© David Marsland and Drinks Enthusiast 2013. Unauthorized use and/or duplication of this material without express and written permission from this blog/sites author and owner is strictly prohibited. Excerpts and links may be used, provided that full and clear credit is given to David Marsland and Drinks Enthusiast with appropriate and specific direction to the original content.

SW4 Tasting Notes


The name behind a gin can sometimes define the brand. There’s brands that name themselves after a specific process, others after their originator, some to a loose connection, and in the case of this one – after the postcode that it originates from.

Originator Martin Price mentions on his website his inspiration and influence behind his making of SW4 –


A white crystalline alkaloid which is derived from the bark of a Cinchona tree. It is referred to by many different names such as Quina, Quinquina, Quinine Bark, Peruvian Bark and Jesuit’s Bark to just name a few of them.

First isolated in 1820 by French chemists P. J. Pelletier and J. B. Caventou, quinine bark has been used for many hundreds of years before that to treat symptoms of malaria.

Quinine is almost insoluble in water, but it dissolves readily in alcohol. Hence the fashion among colonial British officers and officials in India of mixing quinine, their bitter anti-malarial medicine which was part of everyday life in tropical climes, with sugary water – and Gin.

And so, out of life or death necessity, one of life’s great pleasures was invented.

The search for great Gin and Tonic has occupied me for many years. On my journey I have encountered many wonderful people, who have shared their knowledge of liquids, cocktails, recipes, and bars where the elements are most expertly combined and served.

But in the end, to get to the particular style and flavour of Gin that I had always imagined in my mind, I had to make my own.

Welcome to SW4 London Dry Gin. I hope that you enjoy the journey as much as I have.

So what is this journey?

SW4 is made in small batches approx. 500 Litres at a time in the ‘Tom Thumb’ named pot still at Thames Distillers in Clapham. After the twelve dried botanicals (juniper, lemon peel, savory, orange peel, orris root, coriander seed, liquorice root, cinnamon, cassia. almonds, nutmeg and angelica) have been macerated within a grain spirit (primarily wheat but also barley) and standard London water blend for 12 hours, it’s then distilled five times.

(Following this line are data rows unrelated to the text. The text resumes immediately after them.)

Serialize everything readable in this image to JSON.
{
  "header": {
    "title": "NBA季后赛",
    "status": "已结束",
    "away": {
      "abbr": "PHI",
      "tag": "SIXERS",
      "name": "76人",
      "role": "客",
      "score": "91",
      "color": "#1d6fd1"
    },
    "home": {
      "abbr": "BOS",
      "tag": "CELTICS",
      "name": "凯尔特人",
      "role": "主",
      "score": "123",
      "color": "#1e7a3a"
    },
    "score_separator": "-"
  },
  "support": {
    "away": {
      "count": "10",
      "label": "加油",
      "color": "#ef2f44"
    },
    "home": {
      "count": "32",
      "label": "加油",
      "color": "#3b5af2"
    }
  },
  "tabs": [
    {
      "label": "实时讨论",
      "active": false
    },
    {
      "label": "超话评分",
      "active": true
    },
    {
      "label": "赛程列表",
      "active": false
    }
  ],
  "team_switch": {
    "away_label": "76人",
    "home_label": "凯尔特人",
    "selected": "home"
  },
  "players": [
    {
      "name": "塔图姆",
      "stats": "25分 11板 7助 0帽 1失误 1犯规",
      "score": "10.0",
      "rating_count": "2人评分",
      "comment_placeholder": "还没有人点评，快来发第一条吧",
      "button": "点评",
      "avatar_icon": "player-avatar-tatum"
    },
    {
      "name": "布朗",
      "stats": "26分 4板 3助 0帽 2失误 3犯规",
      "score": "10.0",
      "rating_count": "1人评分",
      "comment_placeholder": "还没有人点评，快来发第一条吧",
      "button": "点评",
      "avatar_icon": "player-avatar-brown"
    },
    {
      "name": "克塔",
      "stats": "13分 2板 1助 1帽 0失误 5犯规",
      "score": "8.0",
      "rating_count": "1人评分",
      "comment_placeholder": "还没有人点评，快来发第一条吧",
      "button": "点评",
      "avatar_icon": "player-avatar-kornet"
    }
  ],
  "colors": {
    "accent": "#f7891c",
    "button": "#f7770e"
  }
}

Created by Master Distiller Charles Maxwell since its inception in 2009, the process of both distillation and bottling is all done one one site – a rarity to find these days. In the end, SW4 is created for primarily the gin and tonic drinkers in the world and not necessarily for cocktails, but before we come onto that, lets see how they fare, both the original as well as it’s stronger brother –

SW4 – 40%

A London Dry gin. Light with subtle aromas on the nose of lemon peel and cassia, moving to a soft and subtle lingering effect on the palate that creates a slight warmth.

SW4 – 47%

Light with a dry nose of lemon peel and cassia. Slight sharpness on the palate but mellows quickly, then back into a roaring freshness of citrus and coriander. Quickly warms for a long, lingering finish.

Fantastic on their own, but as mentioned, this is more a gin and tonic gin. However, maybe give this a go straight after –

Summer Lovin'
Summer Lovin’

Summer Lovin’

Glass – 


Ingredients –

37.5 ml SW4 gin
20 ml crème de cassis
25 ml cranberry juice
12.5 ml elderflower cordial
20 ml lemon juice
12.5 ml gomme syrup
dash of egg white
3 rasberries

Method – 

Shaken, and strained over cubed ice. Garnished with raspberries and a slice of orange

Martin has come up with a gem here, and i’d say has realised his dream and journey to create a gin that not only goes well with tonic, but also within other creations too. Worthy of inclusion within your drinks cabinet.

© David Marsland and Drinks Enthusiast 2013. Unauthorized use and/or duplication of this material without express and written permission from this blog/sites author and owner is strictly prohibited. Excerpts and links may be used, provided that full and clear credit is given to David Marsland and Drinks Enthusiast with appropriate and specific direction to the original content.